West Nile virus (WNV) causes potentially fatal neuroinvasive disease and persists at endemic levels in many parts of the world. Despite advances in our understanding of WNV pathogenesis, there remains a significant need for a human vaccine. The domain III (DIII) region of the WNV envelope protein contains epitopes that are the target of neutralizing antibodies. We have constructed a chimeric fusion of the non-toxic cholera toxin (CT) CTA2/B domains to DIII for investigation as a novel mucosally-delivered WNV vaccine. Purification and assembly of the chimera, as well as receptor-binding and antigen delivery, were verified by western blot, GM1 ELISA and confocal microscopy. Groups of BALB/c mice were immunized intranasally with DIII-CTA2/B, DIII, DIII mixed with CTA2/B, or CTA2/B control, and boosted at 10 days. Analysis of serum IgG after 14 and 45 days revealed that mucosal immunization with DIII-CTA2/B induced significant DIII-specific humoral immunity and drove isotype switching to IgG2a. The DIII-CTA2/B chimera also induced antigen-specific IgM and IgA responses. Bactericidal assays indicate that the DIII-CTA2/B immunized mice produced DIII-specific antibodies that can trigger complement-mediated killing. A dose escalation resulted in increased DIII-specific serum IgG titers on day 45. DIII antigen alone, in the absence of adjuvant, also induced significant systemic responses after intranasal delivery. Our results indicate that the DIII-CTA2/B chimera is immunogenic after intranasal delivery and merits further investigation as a novel WNV vaccine candidate.
This document was originally published by Multidisciplinary Digital Publishing Institute (MDPI) in Toxins. This work is provided under a Creative Commons Attribution 3.0 License. Details regarding the use of this work can be found at: http://creativecommons.org/licenses/by/3.0/. doi: 10.3390/toxins6041397

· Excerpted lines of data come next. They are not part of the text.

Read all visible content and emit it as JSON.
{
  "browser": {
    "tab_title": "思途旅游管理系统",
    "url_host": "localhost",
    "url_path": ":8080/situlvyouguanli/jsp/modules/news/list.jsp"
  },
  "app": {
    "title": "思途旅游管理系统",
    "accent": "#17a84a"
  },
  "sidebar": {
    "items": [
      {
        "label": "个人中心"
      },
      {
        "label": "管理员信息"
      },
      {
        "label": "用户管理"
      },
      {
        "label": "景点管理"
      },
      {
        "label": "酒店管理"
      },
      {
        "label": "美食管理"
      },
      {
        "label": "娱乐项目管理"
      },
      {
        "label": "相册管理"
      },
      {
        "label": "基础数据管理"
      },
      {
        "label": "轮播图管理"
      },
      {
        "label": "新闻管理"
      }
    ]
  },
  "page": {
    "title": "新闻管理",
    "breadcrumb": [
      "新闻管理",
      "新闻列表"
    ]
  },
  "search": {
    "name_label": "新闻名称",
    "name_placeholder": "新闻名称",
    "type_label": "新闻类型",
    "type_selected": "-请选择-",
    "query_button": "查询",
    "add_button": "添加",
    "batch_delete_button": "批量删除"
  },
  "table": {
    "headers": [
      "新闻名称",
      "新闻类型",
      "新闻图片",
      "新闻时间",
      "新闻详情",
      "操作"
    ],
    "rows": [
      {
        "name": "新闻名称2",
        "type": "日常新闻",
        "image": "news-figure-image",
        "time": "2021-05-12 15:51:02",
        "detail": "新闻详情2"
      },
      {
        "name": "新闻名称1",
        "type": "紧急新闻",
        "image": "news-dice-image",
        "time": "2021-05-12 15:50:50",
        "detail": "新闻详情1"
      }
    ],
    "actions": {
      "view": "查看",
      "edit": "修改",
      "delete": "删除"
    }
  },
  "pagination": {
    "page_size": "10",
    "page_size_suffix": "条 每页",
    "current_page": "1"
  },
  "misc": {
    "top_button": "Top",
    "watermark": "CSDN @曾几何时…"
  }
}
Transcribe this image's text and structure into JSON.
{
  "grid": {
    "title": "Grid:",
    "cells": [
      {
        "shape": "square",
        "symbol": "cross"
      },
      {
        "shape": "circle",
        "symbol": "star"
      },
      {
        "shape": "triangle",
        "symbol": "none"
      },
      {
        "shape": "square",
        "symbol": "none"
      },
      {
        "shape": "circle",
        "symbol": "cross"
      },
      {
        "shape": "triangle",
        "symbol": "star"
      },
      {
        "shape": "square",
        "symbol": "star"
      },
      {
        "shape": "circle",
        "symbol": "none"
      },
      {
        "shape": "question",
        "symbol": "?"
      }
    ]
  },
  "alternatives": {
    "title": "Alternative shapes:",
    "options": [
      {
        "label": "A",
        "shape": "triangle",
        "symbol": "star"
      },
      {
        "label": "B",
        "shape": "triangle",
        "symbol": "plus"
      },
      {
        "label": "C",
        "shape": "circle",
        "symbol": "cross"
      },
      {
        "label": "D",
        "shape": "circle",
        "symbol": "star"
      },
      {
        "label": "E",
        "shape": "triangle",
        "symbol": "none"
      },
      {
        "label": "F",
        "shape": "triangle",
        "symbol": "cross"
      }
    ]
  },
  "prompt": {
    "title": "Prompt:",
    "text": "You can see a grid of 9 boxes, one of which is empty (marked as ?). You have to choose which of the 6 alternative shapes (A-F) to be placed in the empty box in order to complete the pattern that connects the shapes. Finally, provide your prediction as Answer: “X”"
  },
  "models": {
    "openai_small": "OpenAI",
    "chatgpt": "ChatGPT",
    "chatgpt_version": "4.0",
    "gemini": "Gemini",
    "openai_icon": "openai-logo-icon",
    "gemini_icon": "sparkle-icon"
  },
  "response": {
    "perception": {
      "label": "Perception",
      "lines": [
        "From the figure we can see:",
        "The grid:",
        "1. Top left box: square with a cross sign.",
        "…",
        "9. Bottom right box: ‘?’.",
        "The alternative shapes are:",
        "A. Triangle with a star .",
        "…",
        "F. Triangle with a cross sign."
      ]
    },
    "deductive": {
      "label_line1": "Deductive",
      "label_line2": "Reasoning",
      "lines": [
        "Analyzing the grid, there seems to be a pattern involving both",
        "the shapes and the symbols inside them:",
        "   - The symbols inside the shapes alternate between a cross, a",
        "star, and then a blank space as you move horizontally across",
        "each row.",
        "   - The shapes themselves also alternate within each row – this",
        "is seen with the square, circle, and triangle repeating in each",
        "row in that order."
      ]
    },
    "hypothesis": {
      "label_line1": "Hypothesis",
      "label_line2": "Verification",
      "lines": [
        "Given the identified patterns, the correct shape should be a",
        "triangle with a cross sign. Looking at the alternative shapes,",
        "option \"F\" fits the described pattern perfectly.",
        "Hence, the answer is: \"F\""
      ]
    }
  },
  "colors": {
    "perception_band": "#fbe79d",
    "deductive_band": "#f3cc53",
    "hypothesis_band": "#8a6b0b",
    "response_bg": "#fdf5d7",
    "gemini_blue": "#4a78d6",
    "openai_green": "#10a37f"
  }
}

Tinker, Juliette K.; Yan, Jie; Knippel, Reece J.; Panayiotou, Panos; and Cornell, Kenneth A.. (2014). "Immunogenicity of a West Nile Virus DIII-Cholera Toxin A2/B Chimera After Intranasal Delivery". Toxins, 6(4), 1397-1418.